As we move on in our discussion of the Spiritual gifts, we look this week at kindness. A thesaurus will give a number of synonyms for the adjective “kind,” such as nice, friendly, hospitable, thoughtful, pleasant, and so on. But the noun version of “kind” implies a similarity in class or grouping: “That’s not the kind of person I am,” and is used to form the word, “kindred,” which means family.
When we talk about kindness as a Spiritual gift, it is that noun sense of the word, I think, that gives rise to all of the synonyms for the adjective “kind.” In other words, when I see that a person is one of my kind, I am much more able to be friendly and hospitable, or kind.
Perhaps that is why kindness is listed as a spiritual gift, because thinking of others who have harmed or hurt us, or those with whom we sharply disagree on a matter, or even those who use words against us, as one of our “kind” is not something that any of us do naturally. It requires the work of the Spirit.
When our first, natural response to unpleasantness from others is to respond with unpleasant words and actions of our own, whether to defend ourselves or counter-attack, we need the Spiritual gift of kindness to help us see a different way, and act kindly.
This same principle is at work when we are able to see and listen to the stories of the down and out in the world. If we view them as somehow lesser than we are, or lower on some sort of hierarchy, we are likely to be dismissive or maybe even rude towards them.
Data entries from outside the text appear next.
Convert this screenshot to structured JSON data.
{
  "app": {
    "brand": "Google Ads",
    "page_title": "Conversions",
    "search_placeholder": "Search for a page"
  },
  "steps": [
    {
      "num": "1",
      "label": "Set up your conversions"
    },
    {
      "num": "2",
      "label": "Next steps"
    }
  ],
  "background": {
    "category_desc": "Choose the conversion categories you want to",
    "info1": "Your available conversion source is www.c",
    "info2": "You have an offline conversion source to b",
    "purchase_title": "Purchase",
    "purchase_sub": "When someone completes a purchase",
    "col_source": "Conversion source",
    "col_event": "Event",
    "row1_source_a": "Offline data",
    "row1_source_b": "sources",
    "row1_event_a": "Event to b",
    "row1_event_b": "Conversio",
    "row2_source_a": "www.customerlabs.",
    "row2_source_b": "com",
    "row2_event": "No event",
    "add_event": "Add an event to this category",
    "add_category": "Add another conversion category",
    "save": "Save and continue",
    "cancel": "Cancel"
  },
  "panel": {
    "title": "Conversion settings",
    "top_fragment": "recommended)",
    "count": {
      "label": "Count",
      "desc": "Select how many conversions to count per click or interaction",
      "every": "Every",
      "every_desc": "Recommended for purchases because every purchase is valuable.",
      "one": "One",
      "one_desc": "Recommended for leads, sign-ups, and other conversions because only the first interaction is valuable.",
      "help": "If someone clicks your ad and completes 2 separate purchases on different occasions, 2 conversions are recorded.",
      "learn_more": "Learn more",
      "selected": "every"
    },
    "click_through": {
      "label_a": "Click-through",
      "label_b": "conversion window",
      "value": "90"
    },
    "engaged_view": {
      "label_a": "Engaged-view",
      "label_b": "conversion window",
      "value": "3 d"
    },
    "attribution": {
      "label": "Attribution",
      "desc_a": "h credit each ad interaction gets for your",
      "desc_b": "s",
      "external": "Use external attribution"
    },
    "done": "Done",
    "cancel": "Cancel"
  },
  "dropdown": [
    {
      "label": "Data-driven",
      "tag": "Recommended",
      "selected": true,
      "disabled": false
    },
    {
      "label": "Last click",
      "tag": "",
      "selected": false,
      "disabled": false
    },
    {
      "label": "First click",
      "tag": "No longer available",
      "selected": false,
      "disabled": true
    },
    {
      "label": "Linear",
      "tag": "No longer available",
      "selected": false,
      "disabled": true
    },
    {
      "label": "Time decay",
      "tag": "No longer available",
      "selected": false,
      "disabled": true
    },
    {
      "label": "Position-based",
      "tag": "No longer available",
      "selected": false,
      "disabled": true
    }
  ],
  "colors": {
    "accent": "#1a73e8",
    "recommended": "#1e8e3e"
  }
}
But if we can see them as a Child of God, as one of our kind, then we can find the compassion to be kind to them, and to recognize them as fellow travelers in need of a helping hand.
And so the Spiritual gift of kindness reveals itself when we are able, with God’s eyes, to see others – our friends, our “enemies,” the strangers and the downcast – as fellow members of God’s family, God’s kind.
Blessings to you this week, and may your worship of God be blessed with God’s Spirit this week, and may you be kind.